Philippine President Rodrigo Duterte's crackdown against illegal drugs is a "large-scale murdering enteprise" that should be investigated by the United Nations, Amnesty International said Monday.
In a new report entitled "They Just Kill," Amnesty warned that while
there were fewer reports of killings under the campaign, the
extrajudicial executions continue three years after Duterte became
president in 2016.
"Three years on, President Duterte's 'war on drugs' continues to be
nothing but a large-scale murdering enterprise for which the poor
continue to pay the highest price," said Nicholas Bequelin, Amnesty
International's regional director for East and South-East Asia.
"It is time for the United Nations, starting with its Human Rights
Council, to act decisively to hold President Duterte and his
government accountable," he added in a press conference where the

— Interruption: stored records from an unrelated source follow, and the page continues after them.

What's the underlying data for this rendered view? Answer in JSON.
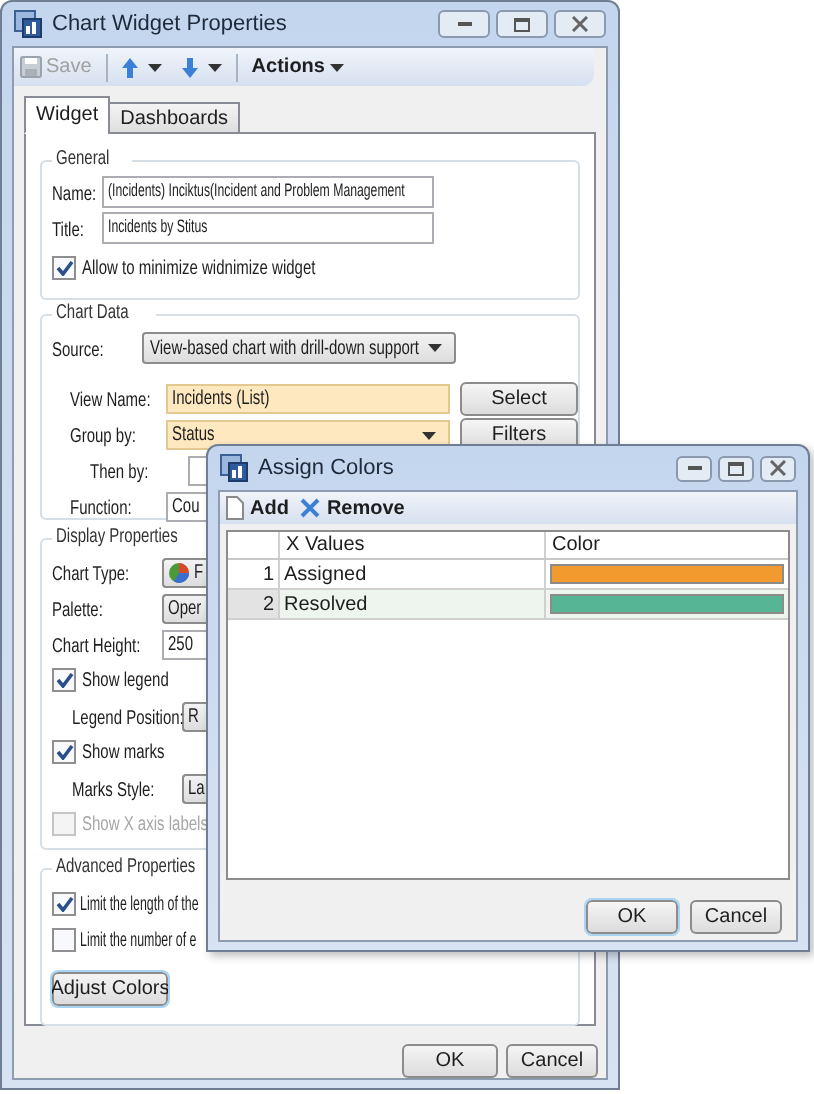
{
  "main_window": {
    "title": "Chart Widget Properties",
    "toolbar": {
      "save": {
        "label": "Save",
        "disabled": true
      },
      "actions": "Actions"
    },
    "tabs": [
      {
        "label": "Widget",
        "selected": true
      },
      {
        "label": "Dashboards",
        "selected": false
      }
    ],
    "general": {
      "heading": "General",
      "fields": [
        {
          "label": "Name:",
          "value": "(Incidents) Inciktus(Incident and Problem Management"
        },
        {
          "label": "Title:",
          "value": "Incidents by Stitus"
        }
      ],
      "checkbox": {
        "label": "Allow to minimize widnimize widget",
        "checked": true
      }
    },
    "data_section": {
      "heading": "Chart Data",
      "source": {
        "label": "Source:",
        "value": "View-based chart with drill-down support"
      },
      "rows": [
        {
          "kind": "field",
          "label": "View Name:",
          "value": "Incidents (List)",
          "required": true,
          "button": "Select"
        },
        {
          "kind": "dropdown",
          "label": "Group by:",
          "value": "Status",
          "required": true,
          "button": "Filters"
        },
        {
          "kind": "sub",
          "label": "Then by:",
          "required": false
        },
        {
          "kind": "short",
          "label": "Function:",
          "value": "Cou",
          "required": false
        }
      ]
    },
    "display_properties": {
      "heading": "Display Properties",
      "items": [
        {
          "kind": "icon_select",
          "label": "Chart Type:",
          "value": "F"
        },
        {
          "kind": "select",
          "label": "Palette:",
          "value": "Oper"
        },
        {
          "kind": "text",
          "label": "Chart Height:",
          "value": "250"
        },
        {
          "kind": "checkbox",
          "label": "Show legend",
          "checked": true,
          "disabled": false,
          "children": [
            {
              "kind": "select",
              "label": "Legend Position:",
              "value": "R"
            }
          ]
        },
        {
          "kind": "checkbox",
          "label": "Show marks",
          "checked": true,
          "disabled": false,
          "children": [
            {
              "kind": "select",
              "label": "Marks Style:",
              "value": "La"
            }
          ]
        },
        {
          "kind": "checkbox",
          "label": "Show X axis labels",
          "checked": false,
          "disabled": true
        }
      ]
    },
    "advanced_properties": {
      "heading": "Advanced Properties",
      "checkboxes": [
        {
          "label": "Limit the length of the",
          "checked": true
        },
        {
          "label": "Limit the number of e",
          "checked": false
        }
      ],
      "button": "Adjust Colors"
    },
    "buttons": [
      {
        "label": "OK"
      },
      {
        "label": "Cancel"
      }
    ]
  },
  "dialog": {
    "title": "Assign Colors",
    "toolbar": [
      "Add",
      "Remove"
    ],
    "columns": [
      "X Values",
      "Color"
    ],
    "rows": [
      {
        "number": "1",
        "value": "Assigned",
        "color": "#f39a2f",
        "selected": false
      },
      {
        "number": "2",
        "value": "Resolved",
        "color": "#55b595",
        "selected": true
      }
    ],
    "buttons": [
      {
        "label": "OK",
        "default": true
      },
      {
        "label": "Cancel",
        "default": false
      }
    ]
  }
}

report was released.
According to official statistics, at least 6,600 drug suspects have
been killed in police drug operations from July 1, 2016 to May 31
But the Amnesty report noted" "Due to the government's tactics of
deliberate obfuscation and misinformation, it is impossible to know
exactly how many people have been killed in the anti-drug campaign."
The report documented the deaths of 27 people in 20 incidents of
drug-related killings between May 2018 and April 2019 in the province
of Bulacan, north of Manila, which Amnesty tagged as "the country's
bloodiest killing field" now.
Eighteen of the incidents were police "buy-bust" operations, and in
those cases "police tried to justify the killing by claiming that the
person fought back, requiring the use of deadly force," the report
Amnesty cited a forensic expert as saying, "It's so consistent, it's
a script. In fact, when you see the [police] report, it looks like a
Another pattern identified in the report involves "abductions by
plainclothes police - and individuals who go missing - which are then
classified by police as 'buy-bust' kills when the body appears," the
Presidential spokesman Salvado Panelo said Amnesty International
should have helped victims file criminal cases against police
officers if there were any irregularities in the operations.
"They should have filed a case against the policeman and we would
have welcomed it," he said.
"As the president says, we will not
tolerate any police abuse because there will always be hell to pay
Panelo criticised Amnesty International for "politicizing the
so-called extrajudicial killings," adding: "There is bias, there is
"You cannot be politicizing, running to the media and making report
without facts, without a formal complaint," he added. "Otherwise,
those are mere allegations and designed to besmirch the reputation of
Butch Olano (L), Amnesty International section representative speaks while Nicholas Bequelin (video screen) Amnesty International Regional Director for East and Southeast Asia, listen during a press conference in Manila